Contemplating the option of moving to a remote, uninhabited island (as one does) I was reminded of, and ordered a copy of Walter de la Mare's magnificent Desert Islands. It is a wonderful miscellany book containing an essay by de la Mare followed by dozens of excerpts on the topic. I love the book because it is hand-made, a labor of love, and not remotely linear. Point 'A' and Point 'B' are both included, but are nowhere near one another. There are a multitude of equally interesting points along the alphabet scattered more or less randomly through its pages.
Late in the book de la Mare shares this bit - a late addition to the proceedings, he says - the Preface to The Voyages, dangerous Adventures, and imminent Escapes of Capt. Richard Falconer...well, here's the full title (read the whole book here):
No wonder Falconer caught de la Mare's eye, the man knew how to make an entrance. The Preface holds the high standard set by the title:
I am told, that a Book without a Preface, is like a New Play without a Prologue, or a French Dinner without Soup; and tho' I cannot tell what to say, yet I am resolv'd to say something, tho' perhaps not any thing to the Purpose.
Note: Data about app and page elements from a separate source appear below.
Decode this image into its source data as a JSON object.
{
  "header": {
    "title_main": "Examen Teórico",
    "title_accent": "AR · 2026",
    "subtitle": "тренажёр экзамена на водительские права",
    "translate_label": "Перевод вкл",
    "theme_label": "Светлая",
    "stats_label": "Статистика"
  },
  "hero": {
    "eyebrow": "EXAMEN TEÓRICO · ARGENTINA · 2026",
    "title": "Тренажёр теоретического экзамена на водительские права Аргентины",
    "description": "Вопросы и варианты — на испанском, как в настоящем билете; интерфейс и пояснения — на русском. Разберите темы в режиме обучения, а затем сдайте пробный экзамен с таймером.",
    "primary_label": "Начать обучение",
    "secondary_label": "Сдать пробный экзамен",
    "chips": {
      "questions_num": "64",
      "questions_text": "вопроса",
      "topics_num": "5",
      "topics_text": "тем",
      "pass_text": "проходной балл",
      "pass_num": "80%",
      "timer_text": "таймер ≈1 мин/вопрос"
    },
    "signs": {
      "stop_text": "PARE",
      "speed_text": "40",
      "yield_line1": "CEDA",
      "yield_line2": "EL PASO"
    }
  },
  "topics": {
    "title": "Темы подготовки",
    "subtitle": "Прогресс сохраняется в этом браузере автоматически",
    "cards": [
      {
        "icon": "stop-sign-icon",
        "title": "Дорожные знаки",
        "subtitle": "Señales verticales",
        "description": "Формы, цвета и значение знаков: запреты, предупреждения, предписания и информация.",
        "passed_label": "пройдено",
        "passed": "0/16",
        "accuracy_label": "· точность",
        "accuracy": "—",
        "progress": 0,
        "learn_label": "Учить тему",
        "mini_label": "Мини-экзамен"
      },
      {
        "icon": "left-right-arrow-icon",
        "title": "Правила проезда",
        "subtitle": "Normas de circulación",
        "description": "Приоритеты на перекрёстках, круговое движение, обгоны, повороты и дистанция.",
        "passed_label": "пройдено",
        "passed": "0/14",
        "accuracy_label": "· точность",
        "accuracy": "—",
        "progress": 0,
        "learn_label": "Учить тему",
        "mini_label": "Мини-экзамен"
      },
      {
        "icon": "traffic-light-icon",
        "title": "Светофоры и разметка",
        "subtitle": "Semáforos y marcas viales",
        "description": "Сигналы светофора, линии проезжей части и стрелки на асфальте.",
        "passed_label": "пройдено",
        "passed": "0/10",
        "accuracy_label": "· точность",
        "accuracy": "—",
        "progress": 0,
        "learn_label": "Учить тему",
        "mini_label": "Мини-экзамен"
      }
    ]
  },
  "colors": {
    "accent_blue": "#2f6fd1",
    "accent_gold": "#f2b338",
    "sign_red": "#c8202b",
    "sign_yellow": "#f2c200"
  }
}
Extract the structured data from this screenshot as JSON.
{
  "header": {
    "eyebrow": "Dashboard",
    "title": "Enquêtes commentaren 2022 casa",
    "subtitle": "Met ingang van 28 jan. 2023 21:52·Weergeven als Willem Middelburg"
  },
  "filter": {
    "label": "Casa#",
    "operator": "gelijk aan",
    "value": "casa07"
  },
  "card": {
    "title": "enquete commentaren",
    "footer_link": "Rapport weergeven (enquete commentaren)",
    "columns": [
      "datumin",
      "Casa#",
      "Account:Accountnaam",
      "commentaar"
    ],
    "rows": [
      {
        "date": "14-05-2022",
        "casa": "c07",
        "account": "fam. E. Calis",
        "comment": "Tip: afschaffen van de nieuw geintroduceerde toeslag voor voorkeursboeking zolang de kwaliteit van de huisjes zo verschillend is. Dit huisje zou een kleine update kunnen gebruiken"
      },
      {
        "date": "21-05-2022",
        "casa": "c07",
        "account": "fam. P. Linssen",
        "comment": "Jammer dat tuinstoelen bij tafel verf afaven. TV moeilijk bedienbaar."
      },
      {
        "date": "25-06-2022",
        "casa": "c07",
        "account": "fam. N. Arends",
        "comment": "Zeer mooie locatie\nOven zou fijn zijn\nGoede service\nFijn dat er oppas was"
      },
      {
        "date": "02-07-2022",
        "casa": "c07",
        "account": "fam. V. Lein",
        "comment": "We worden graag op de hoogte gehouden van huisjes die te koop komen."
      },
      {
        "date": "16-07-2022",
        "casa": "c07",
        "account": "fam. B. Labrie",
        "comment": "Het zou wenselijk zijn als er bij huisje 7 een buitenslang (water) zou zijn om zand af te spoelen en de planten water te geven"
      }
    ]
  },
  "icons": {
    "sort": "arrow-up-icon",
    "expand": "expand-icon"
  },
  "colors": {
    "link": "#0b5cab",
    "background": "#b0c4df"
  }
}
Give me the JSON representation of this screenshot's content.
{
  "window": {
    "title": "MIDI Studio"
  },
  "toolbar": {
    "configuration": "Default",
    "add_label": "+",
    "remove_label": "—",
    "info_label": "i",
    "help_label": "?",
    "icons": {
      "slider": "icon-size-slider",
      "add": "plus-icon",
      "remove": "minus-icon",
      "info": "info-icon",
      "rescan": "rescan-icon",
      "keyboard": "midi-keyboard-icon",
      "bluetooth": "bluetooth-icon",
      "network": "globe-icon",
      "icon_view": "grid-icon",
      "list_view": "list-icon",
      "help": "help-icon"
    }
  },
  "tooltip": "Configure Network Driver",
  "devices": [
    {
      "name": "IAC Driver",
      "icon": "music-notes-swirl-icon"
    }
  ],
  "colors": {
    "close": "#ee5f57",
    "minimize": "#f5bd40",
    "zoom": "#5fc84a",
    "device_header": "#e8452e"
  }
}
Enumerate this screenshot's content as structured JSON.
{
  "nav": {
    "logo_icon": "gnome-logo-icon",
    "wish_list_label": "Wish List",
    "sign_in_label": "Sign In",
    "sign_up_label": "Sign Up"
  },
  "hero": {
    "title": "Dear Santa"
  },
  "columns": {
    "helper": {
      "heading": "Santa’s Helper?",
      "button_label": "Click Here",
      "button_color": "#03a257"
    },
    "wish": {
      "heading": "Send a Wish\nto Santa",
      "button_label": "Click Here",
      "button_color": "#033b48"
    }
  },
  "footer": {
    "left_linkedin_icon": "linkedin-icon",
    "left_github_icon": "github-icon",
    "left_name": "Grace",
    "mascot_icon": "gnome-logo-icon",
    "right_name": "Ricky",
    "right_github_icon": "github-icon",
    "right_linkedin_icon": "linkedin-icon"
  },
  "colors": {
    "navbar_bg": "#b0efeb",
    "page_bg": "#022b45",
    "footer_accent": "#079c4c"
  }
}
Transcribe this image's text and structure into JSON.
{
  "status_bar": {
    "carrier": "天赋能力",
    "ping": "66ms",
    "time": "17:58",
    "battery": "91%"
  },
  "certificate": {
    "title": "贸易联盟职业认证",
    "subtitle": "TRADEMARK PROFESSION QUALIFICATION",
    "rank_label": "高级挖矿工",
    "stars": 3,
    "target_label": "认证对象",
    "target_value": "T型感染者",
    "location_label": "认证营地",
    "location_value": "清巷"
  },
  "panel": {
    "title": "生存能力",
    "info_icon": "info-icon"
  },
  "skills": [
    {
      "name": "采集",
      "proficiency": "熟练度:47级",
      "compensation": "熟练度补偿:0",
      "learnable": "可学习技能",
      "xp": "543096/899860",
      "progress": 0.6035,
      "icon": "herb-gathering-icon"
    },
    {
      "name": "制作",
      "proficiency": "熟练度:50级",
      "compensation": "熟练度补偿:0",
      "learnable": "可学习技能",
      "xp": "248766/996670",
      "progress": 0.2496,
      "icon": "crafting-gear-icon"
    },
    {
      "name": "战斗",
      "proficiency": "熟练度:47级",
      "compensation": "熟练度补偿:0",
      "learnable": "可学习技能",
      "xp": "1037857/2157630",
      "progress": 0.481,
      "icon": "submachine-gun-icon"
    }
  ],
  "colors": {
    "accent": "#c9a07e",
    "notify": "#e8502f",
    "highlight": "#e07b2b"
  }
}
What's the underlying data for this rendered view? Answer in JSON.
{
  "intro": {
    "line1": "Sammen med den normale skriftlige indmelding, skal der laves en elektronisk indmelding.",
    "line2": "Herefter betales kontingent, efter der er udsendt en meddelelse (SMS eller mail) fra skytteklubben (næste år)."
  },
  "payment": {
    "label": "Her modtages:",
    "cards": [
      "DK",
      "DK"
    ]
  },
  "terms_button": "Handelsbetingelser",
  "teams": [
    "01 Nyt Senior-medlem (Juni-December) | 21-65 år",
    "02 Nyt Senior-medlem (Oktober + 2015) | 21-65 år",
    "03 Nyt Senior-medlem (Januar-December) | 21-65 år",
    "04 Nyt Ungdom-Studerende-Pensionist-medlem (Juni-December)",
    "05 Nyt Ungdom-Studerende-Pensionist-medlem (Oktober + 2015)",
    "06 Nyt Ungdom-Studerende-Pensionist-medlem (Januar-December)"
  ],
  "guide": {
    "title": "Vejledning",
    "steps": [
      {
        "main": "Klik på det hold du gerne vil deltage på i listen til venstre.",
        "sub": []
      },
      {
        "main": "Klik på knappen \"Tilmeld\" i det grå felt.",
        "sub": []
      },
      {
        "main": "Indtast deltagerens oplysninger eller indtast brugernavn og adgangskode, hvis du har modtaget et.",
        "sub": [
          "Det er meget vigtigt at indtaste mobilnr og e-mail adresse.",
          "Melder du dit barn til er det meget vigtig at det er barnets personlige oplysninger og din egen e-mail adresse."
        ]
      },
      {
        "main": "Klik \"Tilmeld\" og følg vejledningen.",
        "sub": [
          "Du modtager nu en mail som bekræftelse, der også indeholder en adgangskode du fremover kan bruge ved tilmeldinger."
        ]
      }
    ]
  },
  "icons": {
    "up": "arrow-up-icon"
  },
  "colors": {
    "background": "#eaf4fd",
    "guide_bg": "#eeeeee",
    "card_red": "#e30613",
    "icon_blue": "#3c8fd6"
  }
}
So far I hope you'll allow me to be an Author. I shall give you, gentle Reader, (if you are so) Three of my Reasons why I publish these following Pages; which, I must confess, are not so well polish'd as I cou'd wish, but Truth is amiable tho' in Rags. The first and chiefest, to get Money; for tho' I have a considera∣ble Income, yet I can never bring both points together at the Year's End; but however, don't blame my economy, since I owe you nothing, and if I am beholden to any Body, it is to Honest Chetwood, my Bookseller; (I beg his Pardon if I miscall him, tho' I don't believe it will anger him in the least, for all Men love to be term'd so, whether they deserve it or no) being he will run the greatest Risque if my Book does not sell. Second, to save my Lungs, and a great deal of Trouble in repeating to my Friends these following Adventures, for now they may at a small Expence get 'em by Heart, if they will endeavour to stretch their Memories. Third and lastly, to appear in Print, which was, I assure you, a great Motive with me as well as with a great many others of the same Rank, that make Work for many Prin∣ters, tho' as little to the Purpose as my self. I could give a Catalogue of some of 'em, but that wou'd be making my Preface exceed the Bulk of my Book. Tho' I cou'd put the Booksellers in a Way to save Money in their Pockets, and that is to persuade a great many Authors to print their Lucubra∣tions at their own Charge, and that might make some of the poorest to desist; but for the richer Sort of Authors, there's no Help, it's like the Itch, and they must write to be scratch'd tho' the Blood comes. The follow∣ing Sheets, however extraordinary they ap∣pear, I assure you upon the Word of a Man are Truth, and I hope they will entertain you; but if they don't, and you should chance to slight 'em, you will not anger
Your Servant, R. Falconer.Canterbury, Nov. 7. 1719.
That's one page, there are 304 more. The estimable de la Mare did a couple of other books like this as well - Behold This Dreamer (1939...get that gorgeous Faber edition if you can), and Love (1946). They are treasures.